Dear Editor: The Port au Port Bay Fishery Committee is concerned about the lack of action to prevent, stop and clean up pollution of the marine environment in the coastal Port au Port Peninsula area.
The committee has recently written the provincial minister of the Environment and Conservation, Joan Shea, and other government officials expressing their concerns about contaminated sites and an ineffective environmental assessment regulatory system.
A recent Parliamentary Budget Officeâ€™s (PBOâ€™s) 41- Federal Contaminated Sites Report released April 10, 2014, stated that in 2013 the federal government set aside nearly $4.9 billion for national remediation work. The PBO report, however, suggests that the Federal Government didnâ€™t consider the full scope of the undertaking, nor the discovery of additional contaminants at some of the more than 10,000 contaminated sites in Canada's online inventory.
More than half of the sites are polluted by petroleum products where oil has spilled, or where batteries containing PCBs and other chemicals have leached into the soil
The Port au Port Bay Fishery Committee is aware of at least 13 and possibly more abandoned oil drilling sites on Shoal Point. Several of these sites were once on land but due to coastal erosion are now located offshore in coastal waters and some are leaking oily substances into the surrounding bay. The fishery committee, like the people in Notre Dame Bay who are frustrated about lack of adequate response to leaking oil from the sunken ship Manolis L, want permanent solutions to leaking oil which threatens both the ecology and the economy.
The fishery committee has asked the Environment minister if the provincial government is going to identify and recommend that the abandoned oil drilling sites in the Shoal Point area of the Port au Port Peninsula be included in the National Inventory of Contaminated Sites requiring remediation.
The committee is also concerned about what they believe is an inadequate environmental assessment of Black Spruce Exploration (BSE) drilling plans for the Garden Hill area near Cape St. George, Port au Port Peninsula.
Black Spruce in late 2013 announced that they were intending to drill three conventional wells with the potential for the addition of two more wells in the Port au Port licence area known as EL1116.
The company has also stated that they used an acid squeeze process at their Garden Hill Site in 2012.

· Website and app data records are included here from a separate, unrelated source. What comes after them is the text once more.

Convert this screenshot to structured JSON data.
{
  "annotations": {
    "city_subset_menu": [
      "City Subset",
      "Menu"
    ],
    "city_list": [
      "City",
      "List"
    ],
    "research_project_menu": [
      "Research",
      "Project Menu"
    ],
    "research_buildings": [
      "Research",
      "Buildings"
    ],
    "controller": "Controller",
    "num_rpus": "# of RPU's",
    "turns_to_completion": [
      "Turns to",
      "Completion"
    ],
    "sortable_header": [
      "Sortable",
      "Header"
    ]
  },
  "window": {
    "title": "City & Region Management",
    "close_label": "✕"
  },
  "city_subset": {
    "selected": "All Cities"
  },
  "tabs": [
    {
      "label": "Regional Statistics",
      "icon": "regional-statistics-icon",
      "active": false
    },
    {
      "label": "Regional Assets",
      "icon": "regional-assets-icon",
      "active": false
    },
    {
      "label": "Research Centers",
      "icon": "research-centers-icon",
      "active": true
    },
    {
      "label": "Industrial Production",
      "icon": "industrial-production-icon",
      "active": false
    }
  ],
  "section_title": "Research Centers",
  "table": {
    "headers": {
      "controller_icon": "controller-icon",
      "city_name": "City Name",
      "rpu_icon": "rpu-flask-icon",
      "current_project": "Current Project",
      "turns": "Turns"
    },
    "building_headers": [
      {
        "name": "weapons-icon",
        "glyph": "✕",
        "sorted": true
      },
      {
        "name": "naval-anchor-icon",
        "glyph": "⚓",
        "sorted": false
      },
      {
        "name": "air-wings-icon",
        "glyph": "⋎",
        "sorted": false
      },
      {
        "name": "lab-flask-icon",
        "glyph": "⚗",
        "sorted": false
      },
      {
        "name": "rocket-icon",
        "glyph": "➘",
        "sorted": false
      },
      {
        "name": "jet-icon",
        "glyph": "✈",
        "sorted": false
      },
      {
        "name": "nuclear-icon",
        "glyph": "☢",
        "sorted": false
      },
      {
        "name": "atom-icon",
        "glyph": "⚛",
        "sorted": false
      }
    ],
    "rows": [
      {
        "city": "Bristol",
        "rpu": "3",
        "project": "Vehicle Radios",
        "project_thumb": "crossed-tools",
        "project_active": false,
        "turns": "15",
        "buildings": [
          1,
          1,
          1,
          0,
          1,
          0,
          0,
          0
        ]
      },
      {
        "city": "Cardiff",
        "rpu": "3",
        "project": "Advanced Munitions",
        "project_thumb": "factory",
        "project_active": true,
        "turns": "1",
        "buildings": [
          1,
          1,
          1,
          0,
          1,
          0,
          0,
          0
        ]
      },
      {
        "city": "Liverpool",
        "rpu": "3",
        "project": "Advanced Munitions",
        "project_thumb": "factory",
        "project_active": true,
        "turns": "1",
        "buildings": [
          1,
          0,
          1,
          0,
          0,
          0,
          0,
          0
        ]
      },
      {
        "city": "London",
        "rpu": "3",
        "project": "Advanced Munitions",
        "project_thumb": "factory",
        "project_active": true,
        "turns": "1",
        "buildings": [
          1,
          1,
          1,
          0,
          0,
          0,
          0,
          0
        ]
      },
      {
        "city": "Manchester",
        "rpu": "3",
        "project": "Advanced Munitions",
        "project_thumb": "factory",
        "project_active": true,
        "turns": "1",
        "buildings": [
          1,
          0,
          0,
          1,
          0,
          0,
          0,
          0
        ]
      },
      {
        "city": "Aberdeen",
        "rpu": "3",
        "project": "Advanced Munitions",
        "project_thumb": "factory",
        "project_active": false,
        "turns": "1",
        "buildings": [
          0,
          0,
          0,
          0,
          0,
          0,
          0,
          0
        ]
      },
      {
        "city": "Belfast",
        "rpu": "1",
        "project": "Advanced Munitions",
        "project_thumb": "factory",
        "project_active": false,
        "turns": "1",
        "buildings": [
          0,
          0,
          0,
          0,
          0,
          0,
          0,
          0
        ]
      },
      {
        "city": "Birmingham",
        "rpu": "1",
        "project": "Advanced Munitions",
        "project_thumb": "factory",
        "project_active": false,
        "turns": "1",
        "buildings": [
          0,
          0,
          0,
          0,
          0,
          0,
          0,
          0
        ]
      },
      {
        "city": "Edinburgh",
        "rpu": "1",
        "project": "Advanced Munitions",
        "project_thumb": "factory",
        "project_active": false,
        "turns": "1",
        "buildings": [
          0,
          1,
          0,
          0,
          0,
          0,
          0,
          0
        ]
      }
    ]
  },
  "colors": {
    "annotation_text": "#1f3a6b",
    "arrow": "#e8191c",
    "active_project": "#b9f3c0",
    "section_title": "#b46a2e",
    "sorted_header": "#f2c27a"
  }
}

However, the 2007 Project Description and Environmental Assessment for Drilling in the Garden Hill area makes no reference to such an unconventional acidization, acid squeeze process that we can find.
The committee has questioned the Environment minister as to why there wasnâ€™t a new project description and environmental assessment required for this unconventional drilling process conducted in 2012.

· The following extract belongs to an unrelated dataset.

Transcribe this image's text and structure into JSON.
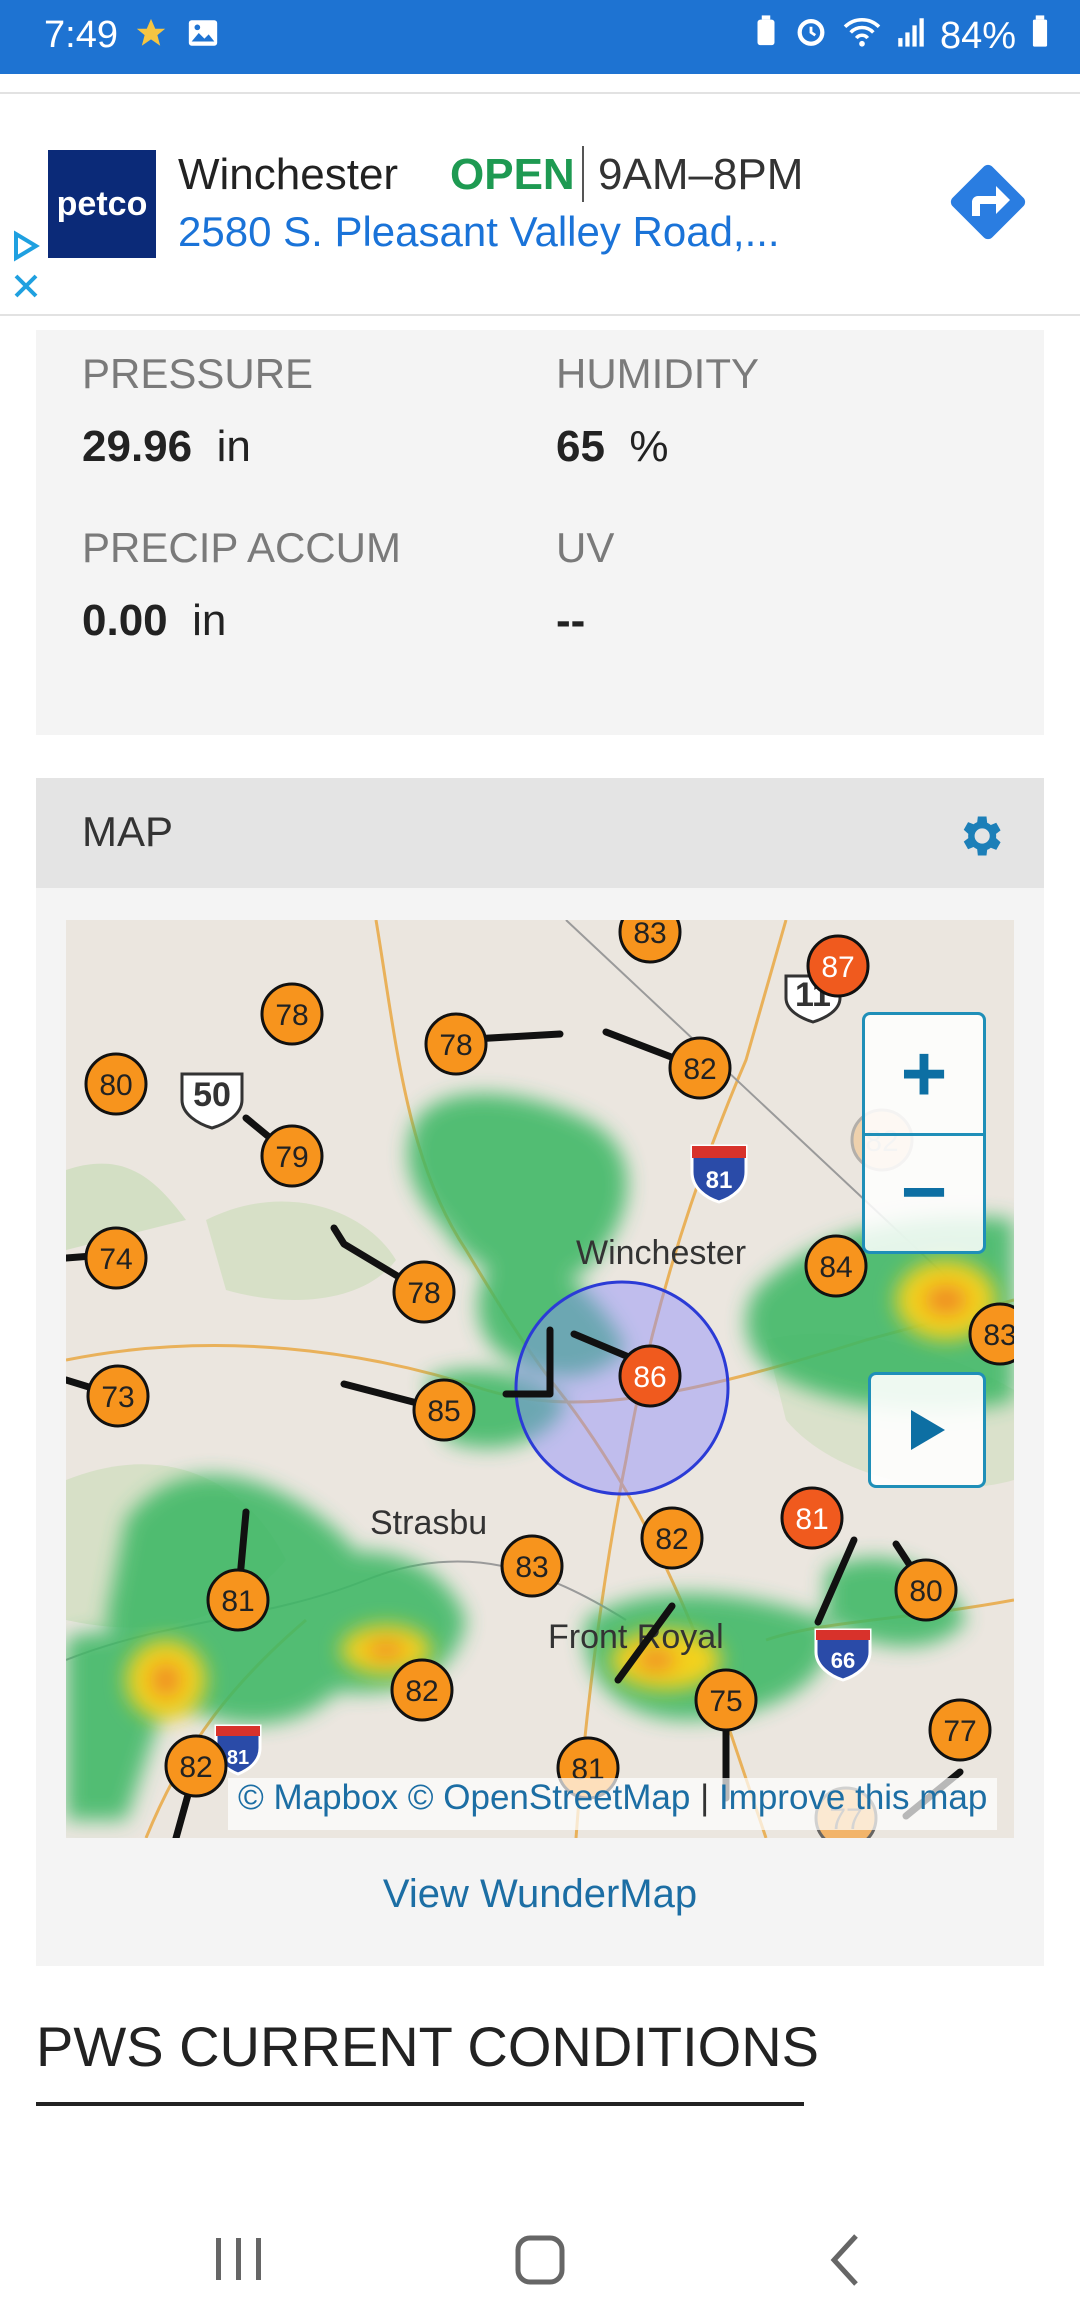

They have asked if matrix acidization, or other forms of an acid squeeze process will be used for the five wells planned by Black Spruce?

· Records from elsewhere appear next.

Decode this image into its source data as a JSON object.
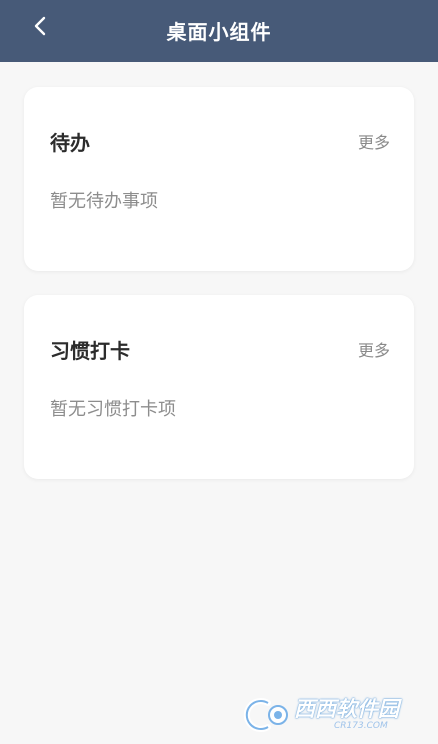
{
  "header": {
    "title": "桌面小组件",
    "back_icon": "chevron-left-icon"
  },
  "cards": [
    {
      "title": "待办",
      "more": "更多",
      "empty": "暂无待办事项"
    },
    {
      "title": "习惯打卡",
      "more": "更多",
      "empty": "暂无习惯打卡项"
    }
  ],
  "watermark": {
    "main": "西西软件园",
    "sub": "CR173.COM"
  },
  "colors": {
    "header_bg": "#475a78",
    "page_bg": "#f7f7f7",
    "card_bg": "#ffffff"
  }
}
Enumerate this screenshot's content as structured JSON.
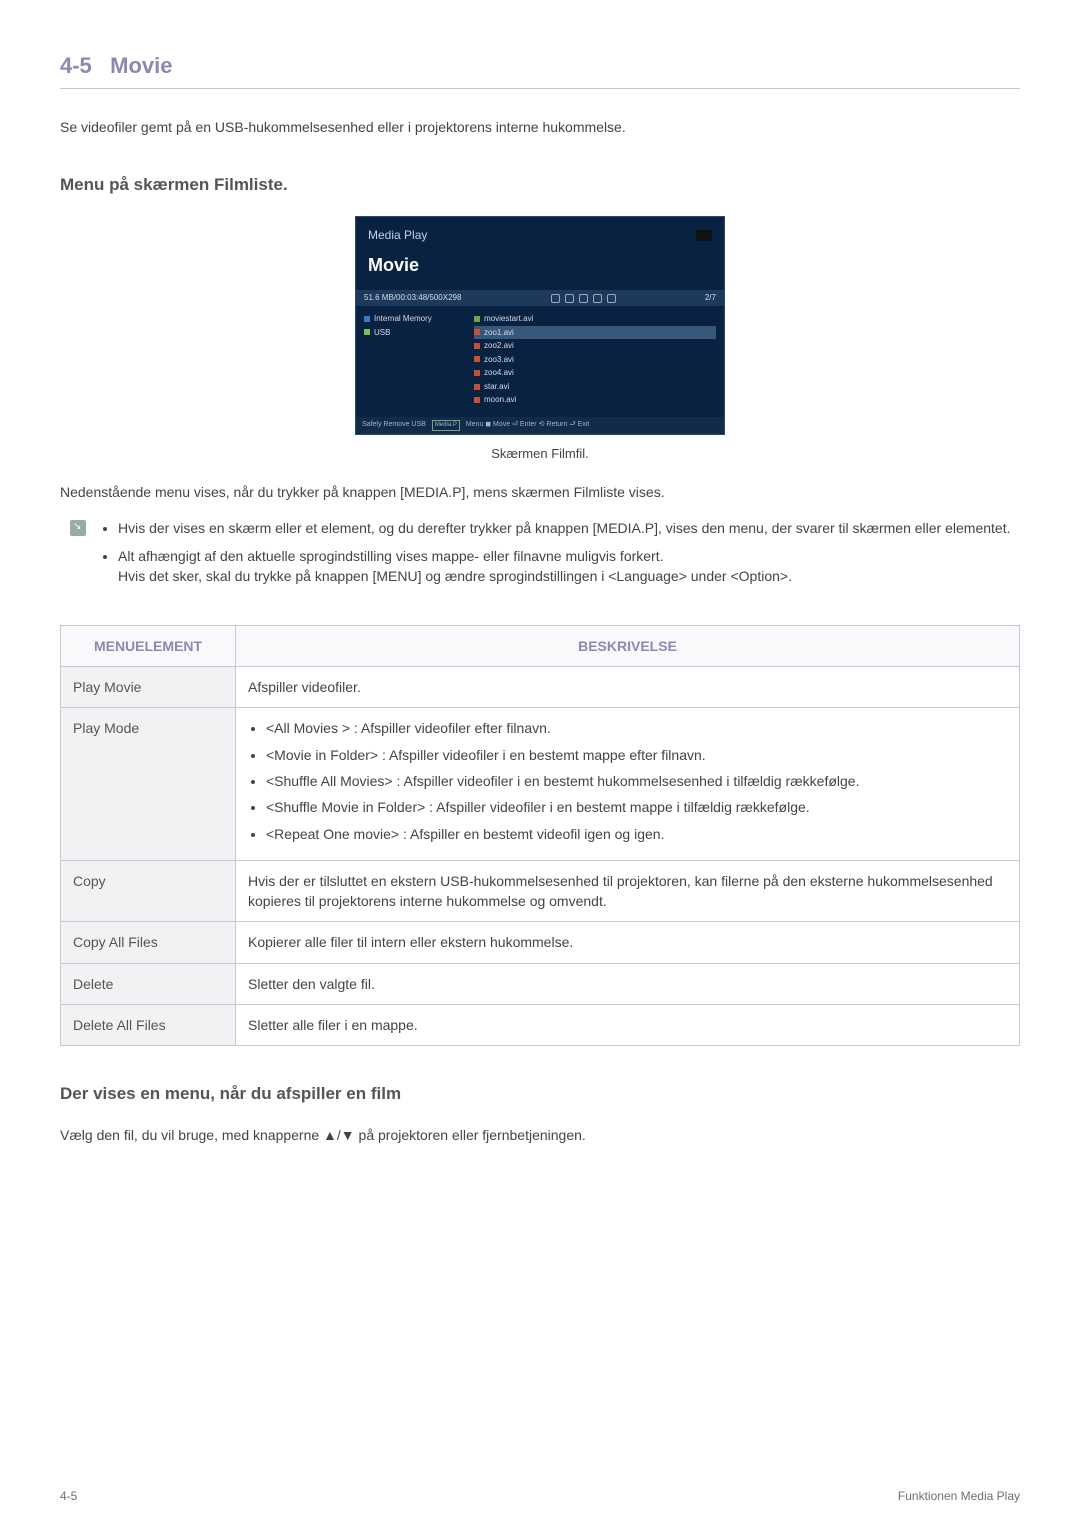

Other questions to the minister include: Will there be an independent, science-based environmental assessment with public consultation required for these oil drilling projects? Will there be any base line testing (pre- and post-drilling) of local wells, community water sources and the aquifer to document their condition such that if they become contaminated it will help determine the origin of the contaminants?
The public of Newfoundland and Labrador knows little or nothing about acidization, the chemicals used in the process and if there are any related threats to human health and the environment.
Considering governmentâ€™s statements regarding emphasis on transparency, public engagement and consultation, the fishery committee believes there should be democratic public engagement and consultation regarding this issue.
The Port au Port Bay Fishery Committee has also expressed its concerns to government regarding the independence and objectivity of the Canadian-Newfoundland and Labrador Offshore Petroleum Board (C-NLOPB), the primary regulatory agency for oil exploration and development activities in marine and coastal areas.
The committee charges that this Board is in conflict of interest as being both a facilitator of oil and gas development and a regulator for worker safety and environmental protection for the same sector.
They have asked the provincial government of Newfoundland and Labrador if they are actively requesting the government of Canada to establish a separate independent regulatory agency for worker safety and environmental protection as recommended by Judge Robert Wells in his Offshore Safety Report, Recommendation 29. Judge Wells considered 29 to be most important in recommending the establishment of a separate independent safety regulatory agency that would encompass prevention of injury, prevention of loss of life, and protection of the environment.
Bill Oâ€™Gorman, West Bay,
Gus Hynes, Fox Island River